Copy each line below word for word and drop every image.

Given data -
·····

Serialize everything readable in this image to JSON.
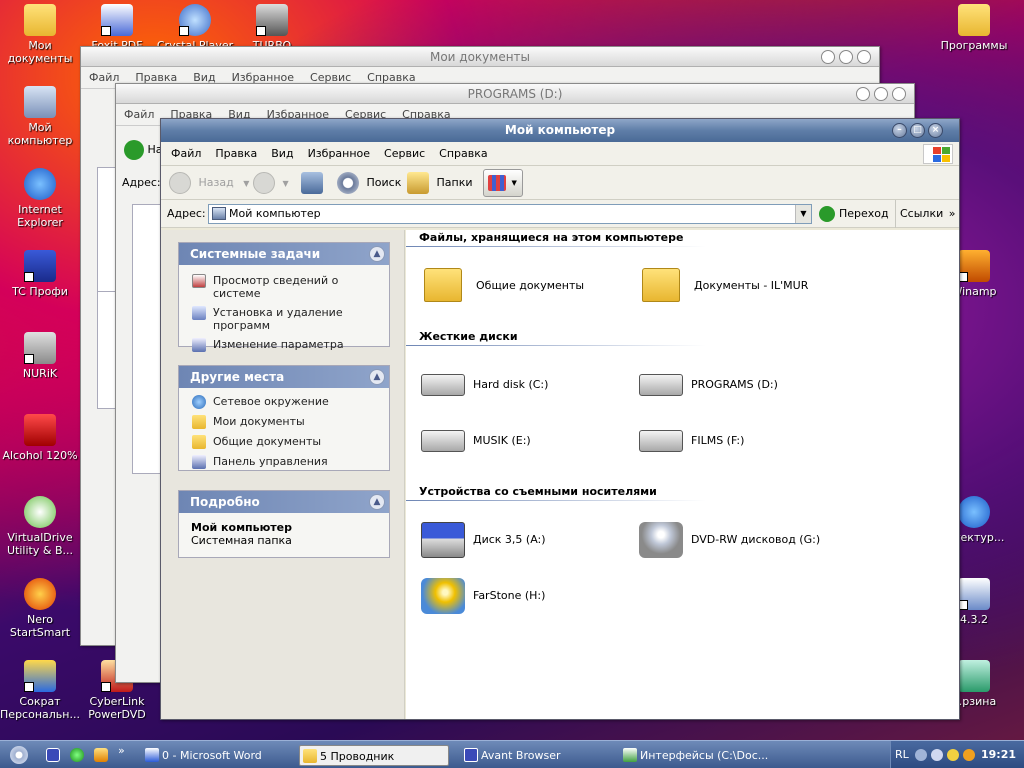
{
  "desktop": {
    "icons": [
      {
        "label": "Мои документы"
      },
      {
        "label": "Мой компьютер"
      },
      {
        "label": "Internet Explorer"
      },
      {
        "label": "TC Профи"
      },
      {
        "label": "NURiK"
      },
      {
        "label": "Alcohol 120%"
      },
      {
        "label": "VirtualDrive Utility & B..."
      },
      {
        "label": "Nero StartSmart"
      },
      {
        "label": "Сократ Персональн..."
      },
      {
        "label": "Foxit PDF"
      },
      {
        "label": "Crystal Player"
      },
      {
        "label": "TURBO"
      },
      {
        "label": "CyberLink PowerDVD"
      },
      {
        "label": "Программы"
      },
      {
        "label": "Winamp"
      },
      {
        "label": "...тектур..."
      },
      {
        "label": "4.3.2"
      },
      {
        "label": "...рзина"
      }
    ]
  },
  "bg_windows": {
    "docs": {
      "title": "Мои документы",
      "menu": [
        "Файл",
        "Правка",
        "Вид",
        "Избранное",
        "Сервис",
        "Справка"
      ]
    },
    "programs": {
      "title": "PROGRAMS (D:)",
      "menu": [
        "Файл",
        "Правка",
        "Вид",
        "Избранное",
        "Сервис",
        "Справка"
      ],
      "addr": "Адрес:",
      "back": "На"
    }
  },
  "window": {
    "title": "Мой компьютер",
    "menu": [
      "Файл",
      "Правка",
      "Вид",
      "Избранное",
      "Сервис",
      "Справка"
    ],
    "toolbar": {
      "back": "Назад",
      "search": "Поиск",
      "folders": "Папки"
    },
    "address": {
      "label": "Адрес:",
      "value": "Мой компьютер",
      "go": "Переход",
      "links": "Ссылки"
    }
  },
  "panels": {
    "system": {
      "title": "Системные задачи",
      "items": [
        "Просмотр сведений о системе",
        "Установка и удаление программ",
        "Изменение параметра"
      ]
    },
    "places": {
      "title": "Другие места",
      "items": [
        "Сетевое окружение",
        "Мои документы",
        "Общие документы",
        "Панель управления"
      ]
    },
    "details": {
      "title": "Подробно",
      "name": "Мой компьютер",
      "type": "Системная папка"
    }
  },
  "content": {
    "files_header": "Файлы, хранящиеся на этом компьютере",
    "files": [
      "Общие документы",
      "Документы - IL'MUR"
    ],
    "hdd_header": "Жесткие диски",
    "drives": [
      "Hard disk (C:)",
      "PROGRAMS (D:)",
      "MUSIK (E:)",
      "FILMS (F:)"
    ],
    "removable_header": "Устройства со съемными носителями",
    "removable": [
      "Диск 3,5 (A:)",
      "DVD-RW дисковод (G:)",
      "FarStone (H:)"
    ]
  },
  "taskbar": {
    "tasks": [
      "0 - Microsoft Word",
      "5 Проводник",
      "Avant Browser",
      "Интерфейсы (C:\\Doc..."
    ],
    "lang": "RL",
    "clock": "19:21"
  }
}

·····

Exercise answer -
Serialize everything readable in this image to JSON.
{
  "desktop": {
    "icons": [
      {
        "label": "Мои документы"
      },
      {
        "label": "Мой компьютер"
      },
      {
        "label": "Internet Explorer"
      },
      {
        "label": "TC Профи"
      },
      {
        "label": "NURiK"
      },
      {
        "label": "Alcohol 120%"
      },
      {
        "label": "VirtualDrive Utility & B..."
      },
      {
        "label": "Nero StartSmart"
      },
      {
        "label": "Сократ Персональн..."
      },
      {
        "label": "Foxit PDF"
      },
      {
        "label": "Crystal Player"
      },
      {
        "label": "TURBO"
      },
      {
        "label": "CyberLink PowerDVD"
      },
      {
        "label": "Программы"
      },
      {
        "label": "Winamp"
      },
      {
        "label": "...тектур..."
      },
      {
        "label": "4.3.2"
      },
      {
        "label": "...рзина"
      }
    ]
  },
  "bg_windows": {
    "docs": {
      "title": "Мои документы",
      "menu": [
        "Файл",
        "Правка",
        "Вид",
        "Избранное",
        "Сервис",
        "Справка"
      ]
    },
    "programs": {
      "title": "PROGRAMS (D:)",
      "menu": [
        "Файл",
        "Правка",
        "Вид",
        "Избранное",
        "Сервис",
        "Справка"
      ],
      "addr": "Адрес:",
      "back": "На"
    }
  },
  "window": {
    "title": "Мой компьютер",
    "menu": [
      "Файл",
      "Правка",
      "Вид",
      "Избранное",
      "Сервис",
      "Справка"
    ],
    "toolbar": {
      "back": "Назад",
      "search": "Поиск",
      "folders": "Папки"
    },
    "address": {
      "label": "Адрес:",
      "value": "Мой компьютер",
      "go": "Переход",
      "links": "Ссылки"
    }
  },
  "panels": {
    "system": {
      "title": "Системные задачи",
      "items": [
        "Просмотр сведений о системе",
        "Установка и удаление программ",
        "Изменение параметра"
      ]
    },
    "places": {
      "title": "Другие места",
      "items": [
        "Сетевое окружение",
        "Мои документы",
        "Общие документы",
        "Панель управления"
      ]
    },
    "details": {
      "title": "Подробно",
      "name": "Мой компьютер",
      "type": "Системная папка"
    }
  },
  "content": {
    "files_header": "Файлы, хранящиеся на этом компьютере",
    "files": [
      "Общие документы",
      "Документы - IL'MUR"
    ],
    "hdd_header": "Жесткие диски",
    "drives": [
      "Hard disk (C:)",
      "PROGRAMS (D:)",
      "MUSIK (E:)",
      "FILMS (F:)"
    ],
    "removable_header": "Устройства со съемными носителями",
    "removable": [
      "Диск 3,5 (A:)",
      "DVD-RW дисковод (G:)",
      "FarStone (H:)"
    ]
  },
  "taskbar": {
    "tasks": [
      "0 - Microsoft Word",
      "5 Проводник",
      "Avant Browser",
      "Интерфейсы (C:\\Doc..."
    ],
    "lang": "RL",
    "clock": "19:21"
  }
}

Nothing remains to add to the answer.